Marks said the shame and guilt that some women feel due to the double standard might prevent them from getting protection for sexually transmitted diseases or obtaining birth control for unwanted pregnancies.

"A lot of these things could be prevented because of the double standard," Marks said.

At the center of Marks' research is why the double standard exists in the first place.

When he first got to graduate school in 2002, he noticed that even though the double standard was common in people's lives, lab results weren't confirming its existence because the way the research was conducted didn't properly tap into the way people think.

"The way we remember and process information can play a big part in the double standard," Marks said. "We tend to notice things that confirm our beliefs, and ignore things that don't."

For instance, Marks said when we see a man rewarded or a woman derogated for promiscuous behavior; we remember it because that's what we expected. We don't tend to remember information that suggests the opposite?that men and women are treated equally for sexual behavior.

Marks likened it to a vicious cycle.

"So, we notice the double standard being confirmed, which reinforces its existence, and the fact that it is then reinforced makes it even more likely that we notice it in the future," Marks said.

To test the concept, Marks had research participants read about men or women who were treated equally for engaging in sex; a few people congratulated them, and a few insulted or reprimanded them. The participants in the study tended to remember more instances of the men being praised and the women being derogated.

After evaluating the feedback, Marks made conclusions based on statistical analysis.

The results will be used to increase the awareness of what happens and to hopefully lessen the negative impact of a person's sexual past, Marks said.

Advancements in awareness have been made in the past 10 years and examining the media is part of the research, according to Marks.

"The media portrays this kind of thing very often," Marks said. "Reality shows are selectively edited to show this thing in force."

His ultimate goal is to get rid of the double standard.

"So a woman, instead of being ashamed to go buy condoms or get birth control can say, 'Oh this is something that is overblown in the media,'" Marks said. "'That's not the way it is and I can confidently purchase condoms or get birth control or be sexual as opposed to feeling ashamed about it.'"

Marks' next project will be to explore examples of female sexuality that are now commonly accepted as opposed to a decade ago.

Marks plans to look at the attitudes about women who attend progressive parties, called pajama parties or passion parties. These parties are much like the Tupperware parties of the past, except these parties sell lingerie and other sexual items for women.
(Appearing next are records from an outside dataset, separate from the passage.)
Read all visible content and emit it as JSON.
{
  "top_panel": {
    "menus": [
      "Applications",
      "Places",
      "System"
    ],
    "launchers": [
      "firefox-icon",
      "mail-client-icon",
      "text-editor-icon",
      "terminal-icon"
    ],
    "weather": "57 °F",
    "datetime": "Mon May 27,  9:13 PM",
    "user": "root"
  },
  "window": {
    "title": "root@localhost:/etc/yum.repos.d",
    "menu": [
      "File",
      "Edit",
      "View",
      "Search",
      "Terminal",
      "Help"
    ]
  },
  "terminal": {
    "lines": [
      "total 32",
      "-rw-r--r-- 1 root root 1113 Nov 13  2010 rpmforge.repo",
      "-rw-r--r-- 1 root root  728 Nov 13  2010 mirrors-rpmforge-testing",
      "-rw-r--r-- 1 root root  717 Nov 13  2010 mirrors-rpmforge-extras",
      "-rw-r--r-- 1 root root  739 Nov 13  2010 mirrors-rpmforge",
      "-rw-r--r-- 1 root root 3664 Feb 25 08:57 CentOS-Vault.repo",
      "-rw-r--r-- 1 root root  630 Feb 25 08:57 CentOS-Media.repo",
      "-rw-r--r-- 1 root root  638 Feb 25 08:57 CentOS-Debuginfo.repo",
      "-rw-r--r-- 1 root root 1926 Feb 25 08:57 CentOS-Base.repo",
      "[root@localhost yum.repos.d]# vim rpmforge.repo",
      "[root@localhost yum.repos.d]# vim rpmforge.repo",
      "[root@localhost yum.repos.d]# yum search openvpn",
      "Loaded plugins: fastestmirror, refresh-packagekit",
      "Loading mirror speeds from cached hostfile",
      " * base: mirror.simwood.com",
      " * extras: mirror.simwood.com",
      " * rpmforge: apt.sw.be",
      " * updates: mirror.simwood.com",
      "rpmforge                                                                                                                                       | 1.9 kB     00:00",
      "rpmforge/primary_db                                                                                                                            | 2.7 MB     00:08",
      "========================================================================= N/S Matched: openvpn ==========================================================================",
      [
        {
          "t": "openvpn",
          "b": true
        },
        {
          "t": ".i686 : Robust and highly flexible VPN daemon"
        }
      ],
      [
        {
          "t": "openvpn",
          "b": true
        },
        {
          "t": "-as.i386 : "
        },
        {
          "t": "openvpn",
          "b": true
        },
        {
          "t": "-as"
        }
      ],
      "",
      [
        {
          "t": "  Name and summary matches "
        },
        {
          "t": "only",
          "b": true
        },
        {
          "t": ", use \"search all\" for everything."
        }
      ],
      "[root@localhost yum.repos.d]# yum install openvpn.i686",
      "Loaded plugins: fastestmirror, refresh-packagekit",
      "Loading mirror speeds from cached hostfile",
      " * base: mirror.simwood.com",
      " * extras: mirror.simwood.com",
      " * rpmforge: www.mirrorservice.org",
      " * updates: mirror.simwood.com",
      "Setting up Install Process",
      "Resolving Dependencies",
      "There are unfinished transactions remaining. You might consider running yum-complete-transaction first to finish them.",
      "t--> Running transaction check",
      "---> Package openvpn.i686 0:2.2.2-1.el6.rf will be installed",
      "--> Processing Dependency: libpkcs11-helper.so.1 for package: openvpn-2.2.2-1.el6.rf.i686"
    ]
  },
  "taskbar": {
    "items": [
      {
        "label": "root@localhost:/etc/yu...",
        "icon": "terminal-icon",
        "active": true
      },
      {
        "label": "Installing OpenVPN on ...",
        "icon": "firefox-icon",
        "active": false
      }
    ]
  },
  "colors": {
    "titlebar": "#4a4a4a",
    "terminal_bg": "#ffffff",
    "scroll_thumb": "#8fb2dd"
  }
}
He expects the attitudes will be positive.

"Increasing public awareness of the double standard and how it works is probably going to be the best weapon in hopefully, eventually eliminating it," Marks said.